Exercise details — Pick every line from the data that holds the word "into".

Data records —

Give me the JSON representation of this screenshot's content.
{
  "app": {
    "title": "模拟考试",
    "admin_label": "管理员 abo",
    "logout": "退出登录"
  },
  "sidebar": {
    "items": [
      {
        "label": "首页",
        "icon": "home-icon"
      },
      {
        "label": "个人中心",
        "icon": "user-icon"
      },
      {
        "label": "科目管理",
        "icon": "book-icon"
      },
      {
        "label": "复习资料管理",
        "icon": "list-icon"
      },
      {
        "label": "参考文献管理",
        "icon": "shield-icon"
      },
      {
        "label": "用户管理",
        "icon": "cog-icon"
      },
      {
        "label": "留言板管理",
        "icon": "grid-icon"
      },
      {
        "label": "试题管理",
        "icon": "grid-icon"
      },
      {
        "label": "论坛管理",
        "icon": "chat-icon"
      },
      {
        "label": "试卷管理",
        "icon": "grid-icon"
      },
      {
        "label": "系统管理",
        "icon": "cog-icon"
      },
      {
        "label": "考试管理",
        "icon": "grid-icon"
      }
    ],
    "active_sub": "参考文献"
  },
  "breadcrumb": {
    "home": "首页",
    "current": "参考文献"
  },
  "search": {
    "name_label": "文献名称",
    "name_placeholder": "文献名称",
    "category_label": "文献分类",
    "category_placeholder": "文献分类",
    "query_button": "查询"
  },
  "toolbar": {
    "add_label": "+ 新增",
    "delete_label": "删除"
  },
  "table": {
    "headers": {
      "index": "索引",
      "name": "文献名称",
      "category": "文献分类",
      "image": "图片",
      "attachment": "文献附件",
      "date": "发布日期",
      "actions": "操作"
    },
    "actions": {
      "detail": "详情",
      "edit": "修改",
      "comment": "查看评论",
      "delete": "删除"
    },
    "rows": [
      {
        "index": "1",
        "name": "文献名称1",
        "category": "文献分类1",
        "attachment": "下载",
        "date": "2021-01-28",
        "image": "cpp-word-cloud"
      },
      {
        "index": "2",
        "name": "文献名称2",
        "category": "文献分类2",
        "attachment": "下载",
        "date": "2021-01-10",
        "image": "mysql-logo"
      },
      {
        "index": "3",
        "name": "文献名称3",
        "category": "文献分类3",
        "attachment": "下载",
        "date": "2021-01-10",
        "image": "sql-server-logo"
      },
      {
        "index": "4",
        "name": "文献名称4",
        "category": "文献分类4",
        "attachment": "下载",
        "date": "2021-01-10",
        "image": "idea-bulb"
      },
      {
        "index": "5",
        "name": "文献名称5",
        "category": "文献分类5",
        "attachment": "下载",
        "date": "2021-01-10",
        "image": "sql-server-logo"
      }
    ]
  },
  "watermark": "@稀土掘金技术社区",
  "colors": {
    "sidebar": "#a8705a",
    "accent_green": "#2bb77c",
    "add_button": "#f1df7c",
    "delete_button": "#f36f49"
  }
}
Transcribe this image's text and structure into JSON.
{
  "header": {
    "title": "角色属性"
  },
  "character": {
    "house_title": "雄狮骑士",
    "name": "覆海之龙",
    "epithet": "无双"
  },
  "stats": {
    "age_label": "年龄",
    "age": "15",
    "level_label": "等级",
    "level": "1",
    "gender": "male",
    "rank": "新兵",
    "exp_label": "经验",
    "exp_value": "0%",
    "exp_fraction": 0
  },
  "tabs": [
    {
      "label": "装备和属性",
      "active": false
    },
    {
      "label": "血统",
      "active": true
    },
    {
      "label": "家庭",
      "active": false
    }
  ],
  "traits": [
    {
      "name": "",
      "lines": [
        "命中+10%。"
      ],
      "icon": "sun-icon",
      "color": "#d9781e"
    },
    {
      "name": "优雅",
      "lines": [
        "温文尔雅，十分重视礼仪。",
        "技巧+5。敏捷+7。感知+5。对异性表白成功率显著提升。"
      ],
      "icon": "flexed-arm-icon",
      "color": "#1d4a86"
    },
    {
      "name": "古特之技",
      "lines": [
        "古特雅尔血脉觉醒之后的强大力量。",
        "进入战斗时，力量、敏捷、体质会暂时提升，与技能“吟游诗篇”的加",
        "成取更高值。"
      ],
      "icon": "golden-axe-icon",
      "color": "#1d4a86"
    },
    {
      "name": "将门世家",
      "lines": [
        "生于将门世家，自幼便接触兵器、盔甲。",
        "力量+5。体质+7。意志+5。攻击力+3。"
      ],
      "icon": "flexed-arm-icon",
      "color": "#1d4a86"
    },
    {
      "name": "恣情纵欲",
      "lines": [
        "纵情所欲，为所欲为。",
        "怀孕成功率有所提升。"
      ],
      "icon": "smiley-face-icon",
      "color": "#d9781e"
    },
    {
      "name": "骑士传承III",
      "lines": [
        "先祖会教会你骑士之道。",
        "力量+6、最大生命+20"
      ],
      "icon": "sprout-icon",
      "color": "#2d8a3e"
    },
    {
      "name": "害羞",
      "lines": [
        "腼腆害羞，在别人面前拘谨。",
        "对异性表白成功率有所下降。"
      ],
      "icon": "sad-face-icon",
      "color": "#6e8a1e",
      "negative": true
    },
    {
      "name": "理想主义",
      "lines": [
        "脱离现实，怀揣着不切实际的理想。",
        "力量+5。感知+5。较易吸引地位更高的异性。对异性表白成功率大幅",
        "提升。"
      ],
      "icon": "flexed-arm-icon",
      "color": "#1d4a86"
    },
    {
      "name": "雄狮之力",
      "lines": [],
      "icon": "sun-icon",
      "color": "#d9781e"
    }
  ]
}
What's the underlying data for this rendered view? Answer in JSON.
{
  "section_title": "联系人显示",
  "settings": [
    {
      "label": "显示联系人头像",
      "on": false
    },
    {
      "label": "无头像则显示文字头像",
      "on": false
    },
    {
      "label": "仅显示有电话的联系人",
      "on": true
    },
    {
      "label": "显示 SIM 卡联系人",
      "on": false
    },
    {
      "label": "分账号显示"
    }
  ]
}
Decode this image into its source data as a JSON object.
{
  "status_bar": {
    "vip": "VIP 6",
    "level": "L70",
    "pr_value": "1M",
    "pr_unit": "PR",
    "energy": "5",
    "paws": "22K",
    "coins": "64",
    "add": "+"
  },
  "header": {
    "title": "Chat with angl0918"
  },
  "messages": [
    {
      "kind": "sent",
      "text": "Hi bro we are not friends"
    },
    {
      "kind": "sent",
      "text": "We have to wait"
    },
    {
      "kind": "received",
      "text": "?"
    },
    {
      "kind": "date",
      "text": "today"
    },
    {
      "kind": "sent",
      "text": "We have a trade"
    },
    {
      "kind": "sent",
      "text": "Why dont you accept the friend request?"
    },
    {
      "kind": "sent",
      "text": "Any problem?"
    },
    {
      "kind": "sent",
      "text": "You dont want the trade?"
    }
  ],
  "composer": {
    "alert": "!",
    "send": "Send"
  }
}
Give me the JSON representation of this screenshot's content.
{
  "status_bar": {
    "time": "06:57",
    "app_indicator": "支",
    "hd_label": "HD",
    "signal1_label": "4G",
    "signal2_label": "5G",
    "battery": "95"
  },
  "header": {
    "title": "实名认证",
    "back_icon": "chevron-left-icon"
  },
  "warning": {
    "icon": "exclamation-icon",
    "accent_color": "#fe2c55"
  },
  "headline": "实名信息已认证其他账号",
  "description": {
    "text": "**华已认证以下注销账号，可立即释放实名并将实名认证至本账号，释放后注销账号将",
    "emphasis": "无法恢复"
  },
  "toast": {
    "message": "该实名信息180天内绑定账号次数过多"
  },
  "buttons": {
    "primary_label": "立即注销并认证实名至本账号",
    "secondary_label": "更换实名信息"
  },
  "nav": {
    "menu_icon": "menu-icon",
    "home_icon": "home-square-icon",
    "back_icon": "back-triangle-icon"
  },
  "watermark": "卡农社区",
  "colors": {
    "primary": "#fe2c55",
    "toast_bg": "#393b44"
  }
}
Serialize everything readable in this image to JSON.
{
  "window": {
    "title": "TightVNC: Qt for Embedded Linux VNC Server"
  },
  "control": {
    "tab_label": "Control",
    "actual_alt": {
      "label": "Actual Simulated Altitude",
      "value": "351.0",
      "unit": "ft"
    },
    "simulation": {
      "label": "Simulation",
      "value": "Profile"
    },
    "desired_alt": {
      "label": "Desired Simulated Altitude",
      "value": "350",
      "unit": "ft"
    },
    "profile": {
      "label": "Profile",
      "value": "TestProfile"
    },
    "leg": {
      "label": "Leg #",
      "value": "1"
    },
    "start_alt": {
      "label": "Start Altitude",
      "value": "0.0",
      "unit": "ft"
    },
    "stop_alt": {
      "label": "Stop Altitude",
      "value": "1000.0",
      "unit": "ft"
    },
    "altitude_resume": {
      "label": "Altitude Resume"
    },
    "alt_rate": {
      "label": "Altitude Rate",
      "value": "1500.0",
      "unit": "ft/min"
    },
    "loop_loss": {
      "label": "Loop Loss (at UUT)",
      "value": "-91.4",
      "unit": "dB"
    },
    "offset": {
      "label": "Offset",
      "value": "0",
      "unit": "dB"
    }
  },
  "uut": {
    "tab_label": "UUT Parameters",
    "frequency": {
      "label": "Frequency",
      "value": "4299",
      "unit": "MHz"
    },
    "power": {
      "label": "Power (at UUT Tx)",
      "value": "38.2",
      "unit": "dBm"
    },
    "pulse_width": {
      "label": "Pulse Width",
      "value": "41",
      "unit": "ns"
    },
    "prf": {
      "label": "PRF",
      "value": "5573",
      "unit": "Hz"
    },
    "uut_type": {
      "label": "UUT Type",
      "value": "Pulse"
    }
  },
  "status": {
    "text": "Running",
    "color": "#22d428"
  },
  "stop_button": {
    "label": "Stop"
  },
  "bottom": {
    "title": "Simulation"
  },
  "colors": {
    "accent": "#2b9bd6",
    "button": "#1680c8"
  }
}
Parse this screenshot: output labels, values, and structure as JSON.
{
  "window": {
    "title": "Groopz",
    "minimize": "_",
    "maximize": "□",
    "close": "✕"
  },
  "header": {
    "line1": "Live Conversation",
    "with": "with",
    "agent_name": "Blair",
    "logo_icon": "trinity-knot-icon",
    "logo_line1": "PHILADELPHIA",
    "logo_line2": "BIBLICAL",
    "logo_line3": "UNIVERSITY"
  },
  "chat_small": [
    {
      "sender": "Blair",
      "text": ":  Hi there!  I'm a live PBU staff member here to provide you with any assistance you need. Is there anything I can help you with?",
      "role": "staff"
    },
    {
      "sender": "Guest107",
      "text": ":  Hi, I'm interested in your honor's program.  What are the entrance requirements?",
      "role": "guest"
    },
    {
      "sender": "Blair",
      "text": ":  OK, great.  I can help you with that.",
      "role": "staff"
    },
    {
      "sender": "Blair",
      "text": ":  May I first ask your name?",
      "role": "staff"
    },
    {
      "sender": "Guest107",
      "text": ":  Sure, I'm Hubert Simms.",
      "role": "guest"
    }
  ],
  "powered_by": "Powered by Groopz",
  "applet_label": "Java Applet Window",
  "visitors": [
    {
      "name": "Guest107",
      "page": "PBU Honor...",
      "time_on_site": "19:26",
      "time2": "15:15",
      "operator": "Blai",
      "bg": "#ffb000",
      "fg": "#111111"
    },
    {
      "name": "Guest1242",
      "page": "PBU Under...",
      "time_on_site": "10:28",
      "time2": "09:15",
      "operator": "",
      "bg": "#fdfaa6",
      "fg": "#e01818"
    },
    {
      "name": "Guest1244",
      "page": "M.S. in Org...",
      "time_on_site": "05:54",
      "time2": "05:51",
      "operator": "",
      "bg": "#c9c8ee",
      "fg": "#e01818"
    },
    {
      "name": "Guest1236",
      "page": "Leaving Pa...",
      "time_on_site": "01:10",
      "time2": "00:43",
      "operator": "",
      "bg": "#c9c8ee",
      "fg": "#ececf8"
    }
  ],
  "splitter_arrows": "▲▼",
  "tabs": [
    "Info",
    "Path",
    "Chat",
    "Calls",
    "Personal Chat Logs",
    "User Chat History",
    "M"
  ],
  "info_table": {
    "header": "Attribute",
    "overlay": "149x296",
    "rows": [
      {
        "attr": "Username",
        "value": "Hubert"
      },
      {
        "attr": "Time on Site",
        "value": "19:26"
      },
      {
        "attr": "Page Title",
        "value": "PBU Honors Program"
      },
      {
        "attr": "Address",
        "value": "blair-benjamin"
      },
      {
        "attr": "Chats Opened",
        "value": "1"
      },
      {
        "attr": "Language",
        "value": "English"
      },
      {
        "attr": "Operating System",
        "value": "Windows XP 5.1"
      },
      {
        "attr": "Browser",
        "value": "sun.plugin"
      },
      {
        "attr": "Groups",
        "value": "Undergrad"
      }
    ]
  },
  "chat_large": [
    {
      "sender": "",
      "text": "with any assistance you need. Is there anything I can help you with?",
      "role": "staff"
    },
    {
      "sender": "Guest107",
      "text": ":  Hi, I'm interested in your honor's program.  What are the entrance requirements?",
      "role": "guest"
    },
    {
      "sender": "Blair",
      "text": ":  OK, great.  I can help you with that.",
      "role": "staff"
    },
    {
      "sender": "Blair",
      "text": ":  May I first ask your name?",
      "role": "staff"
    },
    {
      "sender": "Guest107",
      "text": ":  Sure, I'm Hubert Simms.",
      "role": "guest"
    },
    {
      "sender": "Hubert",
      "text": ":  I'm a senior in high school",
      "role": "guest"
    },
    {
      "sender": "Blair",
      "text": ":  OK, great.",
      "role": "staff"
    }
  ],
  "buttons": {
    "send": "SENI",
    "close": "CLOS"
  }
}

Solution for this problem —
Transcribe this image's text and structure into JSON.
Decode this image into its source data as a JSON object.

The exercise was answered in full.